‘Business Decision’ Doesn’t Diminish Wallace’s Six Great Years

By Rob Parker
Updated: July 5, 2006

DETROIT — The initial response to Ben Wallace’s exit from Detroit was probably good riddance.

After all, Wallace took the bigmoney and ran, breaking up the best group since The Beatles.

In reality, Pistons fans should simply wish Big Ben good luck.

It would be silly to be upset at Wallace for taking a four-year, $60 million deal from the Bulls. The offer made by the Pistons — a reported $49.6 million for four years — was respectable, but not enough.

This was all about business, not basketball.

“I appreciate everything that happened in Detroit,” Wallace said. “Fans supported me 100 percent. They adopted me as one of their sons. I’m thankful for that.”

Without question, Wallace was the cornerstone of a beautiful six-year run that helped turn the Pistons from wanna-bes into champions.

The last five years, in fact — five straight 50-plus victory seasons and four straight trips to the Eastern Conference finals — elevated the Pistons to yet another level — the elite.

When we look back at what we’ve watched, it will give us a warm feeling inside and make us relish the memories Ben and Co. delivered.

Best of all, Wallace embraced and represented this city well. He was what we’re all about — working hard and getting the job done even when the odds are stacked against us.

Seeds of a championship

Let’s face it, the only thing more shocking than the Bulls breaking their bank for Wallace is what Big Ben accomplished during his stay in Motown.

Nobody, except maybe team president Joe Dumars, could have known what Wallace would do when he came here along with Chucky Atkins in the sign-and-trade deal with the Orlando Magic for Grant Hill.

At that point, Wallace, an undrafted player out of Virginia Union, hadn’t played that much, first with Washington and then the Magic.

Admit it, you probably said, “Ben who?” when the Pistons made the move.

Well, Wallace turned out to be the first building block this franchise needed.

If you were going to win, you had to be able to play defense. No players gave more of themselves on defense than Wallace. That’s why he’s been named defensive player of the year four of the last five seasons.
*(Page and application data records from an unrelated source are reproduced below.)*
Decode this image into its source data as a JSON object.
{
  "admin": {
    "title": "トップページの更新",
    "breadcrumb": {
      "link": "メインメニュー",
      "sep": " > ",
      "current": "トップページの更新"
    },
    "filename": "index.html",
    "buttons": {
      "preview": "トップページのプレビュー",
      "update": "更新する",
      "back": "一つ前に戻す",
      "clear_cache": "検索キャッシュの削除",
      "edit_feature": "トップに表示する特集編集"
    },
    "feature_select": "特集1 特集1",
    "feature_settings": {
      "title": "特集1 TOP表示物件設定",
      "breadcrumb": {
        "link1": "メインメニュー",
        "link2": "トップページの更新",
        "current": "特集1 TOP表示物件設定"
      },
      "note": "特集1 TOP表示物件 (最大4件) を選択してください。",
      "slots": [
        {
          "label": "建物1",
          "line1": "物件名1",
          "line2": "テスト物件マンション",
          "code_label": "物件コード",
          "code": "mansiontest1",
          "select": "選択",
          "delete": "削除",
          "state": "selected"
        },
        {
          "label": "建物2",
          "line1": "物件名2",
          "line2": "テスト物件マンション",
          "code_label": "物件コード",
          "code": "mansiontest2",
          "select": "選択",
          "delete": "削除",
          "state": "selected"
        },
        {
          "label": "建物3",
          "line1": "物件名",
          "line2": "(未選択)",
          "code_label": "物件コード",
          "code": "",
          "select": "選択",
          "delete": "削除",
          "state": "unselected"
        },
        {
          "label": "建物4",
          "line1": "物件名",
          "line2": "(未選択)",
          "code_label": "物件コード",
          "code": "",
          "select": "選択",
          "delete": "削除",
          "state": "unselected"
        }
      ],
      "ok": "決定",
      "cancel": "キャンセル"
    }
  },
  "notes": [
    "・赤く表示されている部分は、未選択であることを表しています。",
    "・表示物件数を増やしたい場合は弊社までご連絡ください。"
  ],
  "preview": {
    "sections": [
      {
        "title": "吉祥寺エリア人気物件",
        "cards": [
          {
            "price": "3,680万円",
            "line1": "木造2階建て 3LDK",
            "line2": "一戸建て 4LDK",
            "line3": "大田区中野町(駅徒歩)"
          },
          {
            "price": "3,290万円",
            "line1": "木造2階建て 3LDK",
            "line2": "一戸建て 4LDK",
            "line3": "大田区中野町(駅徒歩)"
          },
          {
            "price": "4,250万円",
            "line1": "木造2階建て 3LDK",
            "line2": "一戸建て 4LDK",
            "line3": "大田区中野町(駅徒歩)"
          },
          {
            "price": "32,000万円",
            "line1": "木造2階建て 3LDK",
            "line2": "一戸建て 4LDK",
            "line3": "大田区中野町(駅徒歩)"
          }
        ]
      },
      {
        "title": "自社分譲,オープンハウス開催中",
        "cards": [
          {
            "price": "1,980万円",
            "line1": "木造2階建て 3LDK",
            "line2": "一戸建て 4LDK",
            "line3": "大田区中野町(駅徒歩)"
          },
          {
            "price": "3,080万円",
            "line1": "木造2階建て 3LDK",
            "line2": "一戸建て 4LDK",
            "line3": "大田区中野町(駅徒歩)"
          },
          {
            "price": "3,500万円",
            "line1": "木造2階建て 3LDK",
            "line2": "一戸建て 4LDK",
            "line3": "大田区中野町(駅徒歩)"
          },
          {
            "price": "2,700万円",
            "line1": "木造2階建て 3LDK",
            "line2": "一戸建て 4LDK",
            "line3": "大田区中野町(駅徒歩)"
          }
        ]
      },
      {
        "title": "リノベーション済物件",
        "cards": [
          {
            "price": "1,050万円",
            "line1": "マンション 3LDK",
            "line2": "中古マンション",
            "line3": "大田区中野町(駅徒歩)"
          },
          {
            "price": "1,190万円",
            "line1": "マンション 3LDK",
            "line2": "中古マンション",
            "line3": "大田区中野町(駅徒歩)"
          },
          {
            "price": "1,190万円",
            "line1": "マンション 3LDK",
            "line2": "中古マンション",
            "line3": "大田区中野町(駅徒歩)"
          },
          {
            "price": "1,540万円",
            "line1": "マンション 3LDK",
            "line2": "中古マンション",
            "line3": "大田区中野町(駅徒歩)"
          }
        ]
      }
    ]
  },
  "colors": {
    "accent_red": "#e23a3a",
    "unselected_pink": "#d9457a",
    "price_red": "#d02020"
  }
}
We’ll always have memories

Sure, it won’t be the same around The Palace. There won’t be Big Ben’s bell. The Afro wigs will be missing. We won’t hear PA announcer John Mason say “BBBBBBen Wallace” anymore.

Still, it’s better to have had something so special and lose it than to never have had it at all.

“It’s nothing personal,” Wallace said. “It’s a business decision.”

That’s why you have to pull for Wallace to succeed in Chicago — except, of course, when the Bulls play the Pistons.